Fossil Bone of Neanderthal Child with Down Syndrome Discovered

A recent study, published in Science Advanceshas brought to light very important issues regarding thesocial altruism and the relationship with the disability in the distant past. A research group Spanishmade up of scholars from the University of Alcala and of Valenciaand study centers of Madrid And Burgosdiscovered in the cave of Black Cave the fossil remains of a Neanderthal child affected by down syndromenicknamed Tina (but we don’t know if it was male or female) and lived in a period between the 273,000 hey 146,000 years ago. Tina managed to reach the 6 years oldwhich suggests that his community cared for this individual.

It is actually a fragment of a temporal bone (belonging to the skull), found following a reorganisation of materials from the excavations of the Black Cavea cave frequented in prehistoric times near Valenciain eastern Spain. The temporal bone, renamed by scholars with the acronym CN-46700was subjected to computed tomographyan analysis technique non-invasive which allows for the creation of extremely precise 3D models of the samples to be analyzed, without compromising their integrity.

Being able to study the model of the fragment without damaging it, the scientists realized that it was a temporal bone of Neanderthal instead of Homo sapiens. Although Neanderthals were our closest relatives, there are in fact some anatomical differences rather marked which allow for distinguish between one species and another. The real importance of the discovery, however, does not lie in the fact that the bone belongs to a Neanderthal. Excavations at Cova Negra, in fact, have demonstrated for years the presence of these ancient hominids in the area. Scientists realized that the temporal bone belonged to an individual of about 6 years oldand which featured a series of congenital malformations compatible with those caused by the down syndrome. As of today, it would therefore be a question of oldest attestation of this syndrome in an individual belonging to the genus Man.

In the past, traces of the presence of Down syndrome in individuals who lived during recent prehistory are attested in at least five casesdating back to between the 3.629 and 400 BC In all known cases, however, the child is died within the first 16 months of lifeThe discovery of Cova Negra is not only very important because of its extreme antiquity, but also because a child with Down syndrome is survivor up to 6 years of age in a company of more than 200,000 years ago.

This has some pretty significant implications for the our perception of Neanderthal society.
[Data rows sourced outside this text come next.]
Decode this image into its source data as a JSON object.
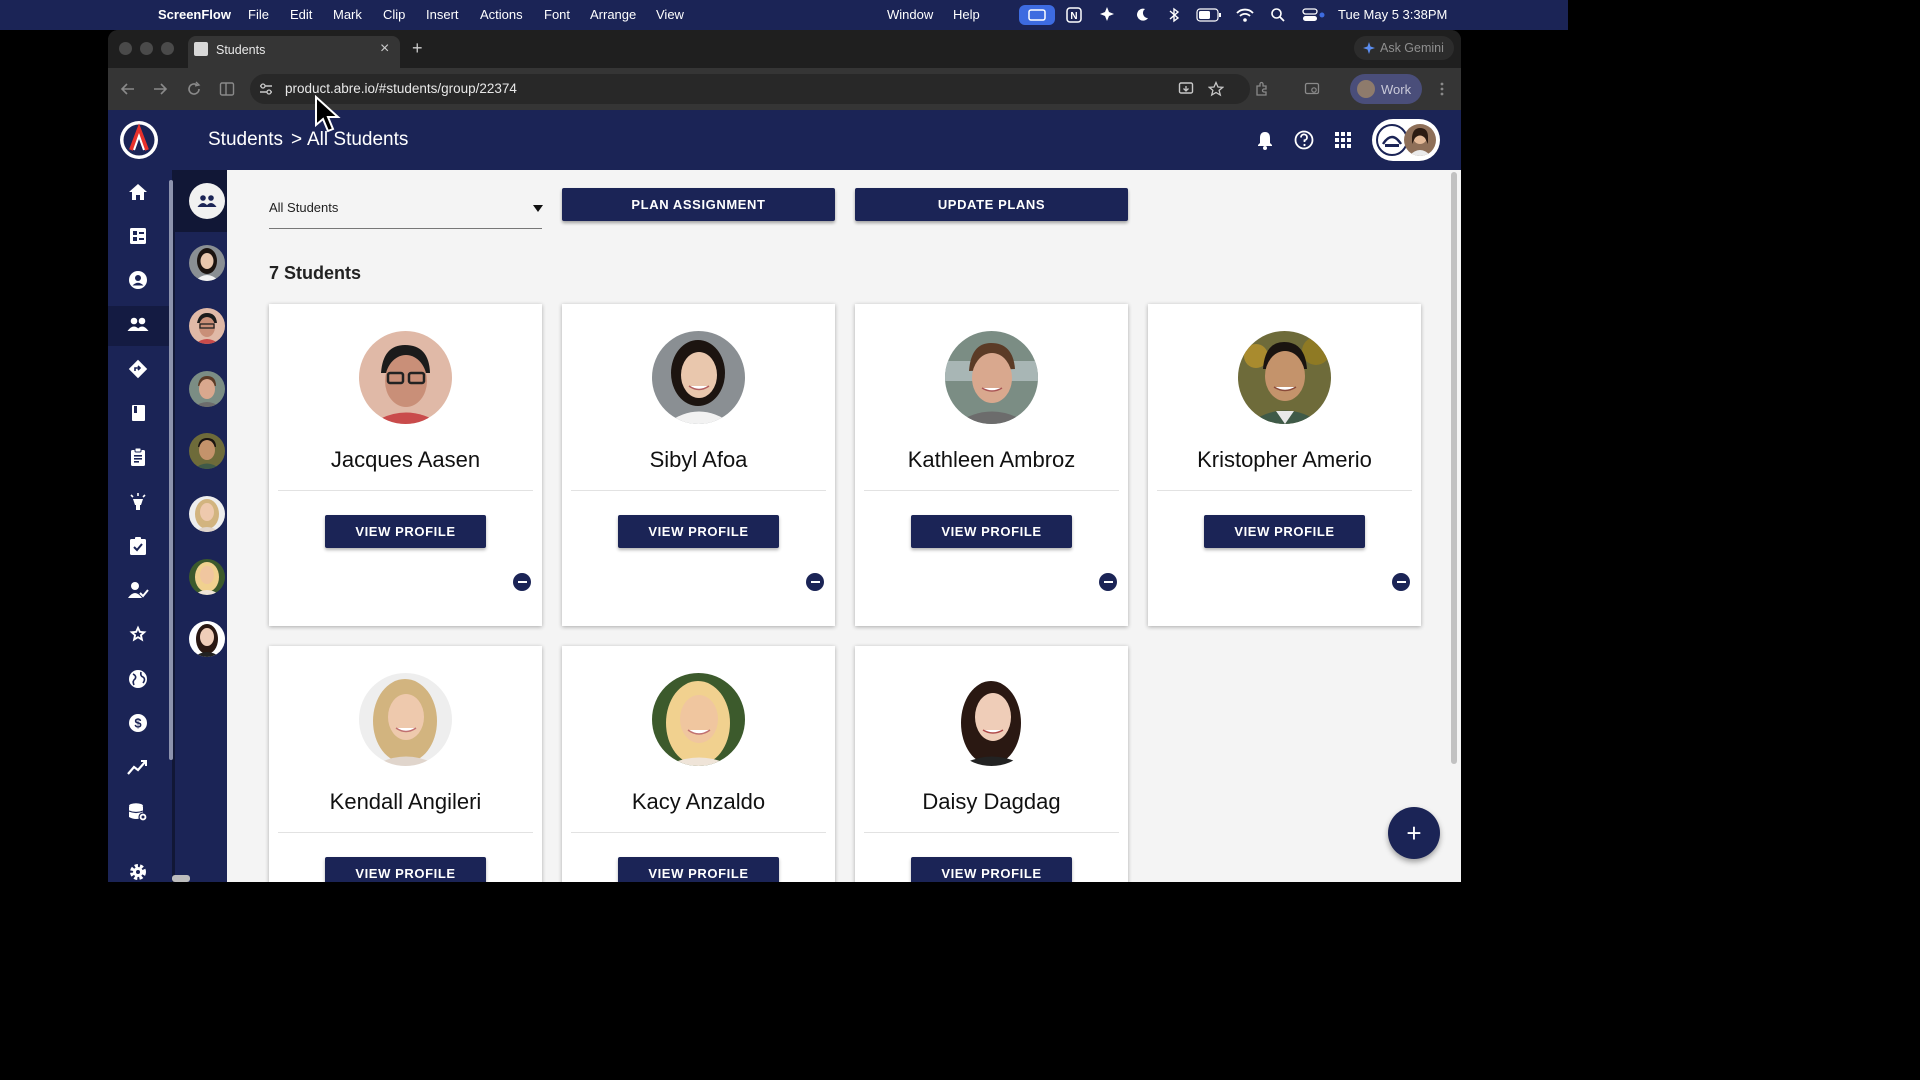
{
  "menubar": {
    "app_name": "ScreenFlow",
    "menus": [
      "File",
      "Edit",
      "Mark",
      "Clip",
      "Insert",
      "Actions",
      "Font",
      "Arrange",
      "View"
    ],
    "right_menus": [
      "Window",
      "Help"
    ],
    "datetime": "Tue May 5  3:38PM"
  },
  "browser": {
    "tab_title": "Students",
    "tab_close": "×",
    "new_tab": "+",
    "ask_gemini": "Ask Gemini",
    "url": "product.abre.io/#students/group/22374",
    "profile_label": "Work"
  },
  "appbar": {
    "breadcrumb_root": "Students",
    "breadcrumb_sep": ">",
    "breadcrumb_current": "All Students"
  },
  "filters": {
    "group_select_value": "All Students",
    "plan_assignment_label": "PLAN ASSIGNMENT",
    "update_plans_label": "UPDATE PLANS"
  },
  "students_count_label": "7 Students",
  "students": [
    {
      "name": "Jacques Aasen",
      "view_label": "VIEW PROFILE",
      "skin": "#c98f78",
      "hair": "#1b1b1b",
      "bg": "#e0b9a7"
    },
    {
      "name": "Sibyl Afoa",
      "view_label": "VIEW PROFILE",
      "skin": "#e9c7ad",
      "hair": "#1c1410",
      "bg": "#8a8f93"
    },
    {
      "name": "Kathleen Ambroz",
      "view_label": "VIEW PROFILE",
      "skin": "#d9a88e",
      "hair": "#5b3b26",
      "bg": "#7b8d84"
    },
    {
      "name": "Kristopher Amerio",
      "view_label": "VIEW PROFILE",
      "skin": "#c4936b",
      "hair": "#1a1410",
      "bg": "#6e6b3a"
    },
    {
      "name": "Kendall Angileri",
      "view_label": "VIEW PROFILE",
      "skin": "#eec9ad",
      "hair": "#d2b47f",
      "bg": "#eeeeee"
    },
    {
      "name": "Kacy Anzaldo",
      "view_label": "VIEW PROFILE",
      "skin": "#f0c69f",
      "hair": "#f1d18f",
      "bg": "#3c5a2c"
    },
    {
      "name": "Daisy Dagdag",
      "view_label": "VIEW PROFILE",
      "skin": "#efcdb8",
      "hair": "#2a1812",
      "bg": "#ffffff"
    }
  ],
  "fab_label": "+",
  "colors": {
    "navy": "#1b2456",
    "content_bg": "#f4f4f4"
  }
}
As far as the presence of a feeling of altruism and interest towards their peers was attested among Neanderthals, this was demonstrable only among adult individuals. Who could, in some way, contribute the needs of the human group were therefore met curated And maintained in life.

What the Spanish research team highlighted shows that, at least in this case, a child most likely not self-sufficient (the malformations present probably made him deaf) managed to survive for a few years thanks to care of a social group that acted in a continuous. Considering that until the 1940s of the last century L’average life expectancy for an individual with Down syndrome it was just 12 years oldthat of Cova Negra is an extraordinary discovery, which tells us about humanity And affection among ours closest relatives lived 200,000 years ago.